Pakistan Army anti-tank missiles like the Baktar-Shikan outrange Indian Army missiles
- To promote Make-In-India, anti-tank missile deal with Israel ends
- India wants similar missile to be developed within 4 years
- Pak missiles to target tanks have wider range, worries army
The government's decision to opt out of a $500 million missile deal with Israel will leave Indian soldiers badly out-gunned by Pakistani forces, army sources told NDTV today. The bottom line is this: Pakistan has portable anti-tank missiles for its infantry soldiers which can strike Indian tanks and bunkers that are at a distance of 3-4 km; India's equivalent missiles have a range of just 2 km.
India has exited advanced negotiations to buy 1,600 Spike anti-tank guided missiles because it wants a similar missile, which would boost the army's firepower, to be developed and built at home as part of Prime Minister Narendra Modi's push to reduce the country's dependence on importing arms. Spike is a man-portable "fire and forget' missile that can hit moving targets such as a tank. It is versatile since the missile independently tracks the target upon being fired. This allows the infantry soldier who has fired the missile to quickly move for cover. Spike is produced by Israel's Rafael Advanced Defence Systems.
India has cancelled a deal for Israeli designed Spike anti-tank missiles
Pakistani foot soldiers operate a locally-made variant of the Chinese HJ-8 missile that can strike targets almost twice as far away as the missiles currently operated by the Indian Army. Pakistan's infantry also operates the US-built TOW missile which can strike targets such as tanks and bunkers even further away.
The Chinese HJ-8, which Pakistan calls the "Baktar-Shikan", is designed to defeat the latest generation of explosive reactive armour mounted on the T-90, the spearhead of the Indian Army's tank formations. These missiles are meant to strike deep inside Pakistani territory in the event of a war. The Baktar-Shikan has a range of between 3 and 4 kilometres. Pakistani's TOW missiles, once the mainstay for US forces, can hit targets 4 kilometres away and has been extensively proven in combat.
India's Milan 2T and Konkurs missiles can strike targets about 2 km away
By contrast, the Indian Army's foot-soldiers carry either the French-German Milan 2T with a range of less than 2 km or the Russian 9K111 Fagot anti-tank missile which can strike targets just 850 metres away. Though the Army also operates the Russian 9M113 'Konkurs' missile with a range of up to 4 km, these are usually mounted on Infantry Combat Vehicles and rarely removed for use by infantry soldiers.
Last year, India concluded negotiations with Israel's Rafael for the Spike missile which was supposed to be built in India in a joint venture with the Kalyani group, which has already constructed a missile-manufacturing facility near Hyderabad. Now, however, in a strong endorsement of the PM's Make In India programme, the government has decided to back the state-owned Defence Research and Development Organisation (DRDO) which says it can deliver a world-class missile within four years.
Sources in the army tell NDTV that the development cycle required for the missile will have a serious impact on infantry formations.
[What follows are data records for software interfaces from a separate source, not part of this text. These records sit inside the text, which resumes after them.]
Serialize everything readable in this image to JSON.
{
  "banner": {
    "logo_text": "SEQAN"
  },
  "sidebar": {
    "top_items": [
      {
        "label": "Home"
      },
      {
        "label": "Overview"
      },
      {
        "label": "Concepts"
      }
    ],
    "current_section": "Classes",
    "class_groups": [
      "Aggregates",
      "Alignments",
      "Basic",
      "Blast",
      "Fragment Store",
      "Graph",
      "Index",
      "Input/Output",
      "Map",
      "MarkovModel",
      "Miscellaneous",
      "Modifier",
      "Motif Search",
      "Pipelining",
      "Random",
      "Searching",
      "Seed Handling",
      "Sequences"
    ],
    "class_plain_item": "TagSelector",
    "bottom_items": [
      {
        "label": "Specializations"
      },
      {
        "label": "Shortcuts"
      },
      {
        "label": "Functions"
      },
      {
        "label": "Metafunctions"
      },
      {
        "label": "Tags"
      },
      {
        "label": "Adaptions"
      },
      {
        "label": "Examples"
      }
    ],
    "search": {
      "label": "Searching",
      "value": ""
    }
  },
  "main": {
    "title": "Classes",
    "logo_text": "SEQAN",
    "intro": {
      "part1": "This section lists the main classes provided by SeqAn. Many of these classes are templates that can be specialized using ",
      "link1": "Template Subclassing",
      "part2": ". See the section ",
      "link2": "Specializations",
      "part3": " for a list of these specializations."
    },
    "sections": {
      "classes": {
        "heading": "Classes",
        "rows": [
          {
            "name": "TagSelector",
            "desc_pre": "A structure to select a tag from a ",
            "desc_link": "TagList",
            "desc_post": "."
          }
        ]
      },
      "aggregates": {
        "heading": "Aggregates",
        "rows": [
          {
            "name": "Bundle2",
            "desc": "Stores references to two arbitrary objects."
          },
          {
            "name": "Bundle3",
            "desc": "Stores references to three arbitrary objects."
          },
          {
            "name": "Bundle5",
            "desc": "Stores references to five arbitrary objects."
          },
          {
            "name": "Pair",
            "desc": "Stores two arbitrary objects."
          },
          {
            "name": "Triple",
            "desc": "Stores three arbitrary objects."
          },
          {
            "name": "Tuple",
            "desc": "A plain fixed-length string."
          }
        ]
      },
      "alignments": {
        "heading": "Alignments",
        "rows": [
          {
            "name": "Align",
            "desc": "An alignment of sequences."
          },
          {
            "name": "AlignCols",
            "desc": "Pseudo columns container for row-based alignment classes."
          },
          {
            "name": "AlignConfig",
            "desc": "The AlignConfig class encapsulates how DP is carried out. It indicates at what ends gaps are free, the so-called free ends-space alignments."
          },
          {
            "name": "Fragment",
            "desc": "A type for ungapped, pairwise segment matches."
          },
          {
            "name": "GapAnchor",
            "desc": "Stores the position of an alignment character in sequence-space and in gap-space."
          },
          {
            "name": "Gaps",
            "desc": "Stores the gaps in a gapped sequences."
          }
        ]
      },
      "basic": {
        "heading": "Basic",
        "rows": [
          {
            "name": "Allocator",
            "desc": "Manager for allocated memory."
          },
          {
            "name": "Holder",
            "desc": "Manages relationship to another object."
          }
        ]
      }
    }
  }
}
They add that any delay in the development, testing and induction of the indigenous missile beyond four years would be unacceptable for the army.
In an interview to an Israeli newspaper, Ishai David, a spokesperson for Rafael said today, "Rafael has not been officially informed of any change in the decision to purchase missiles." The Kalyani group in India was not available for comment.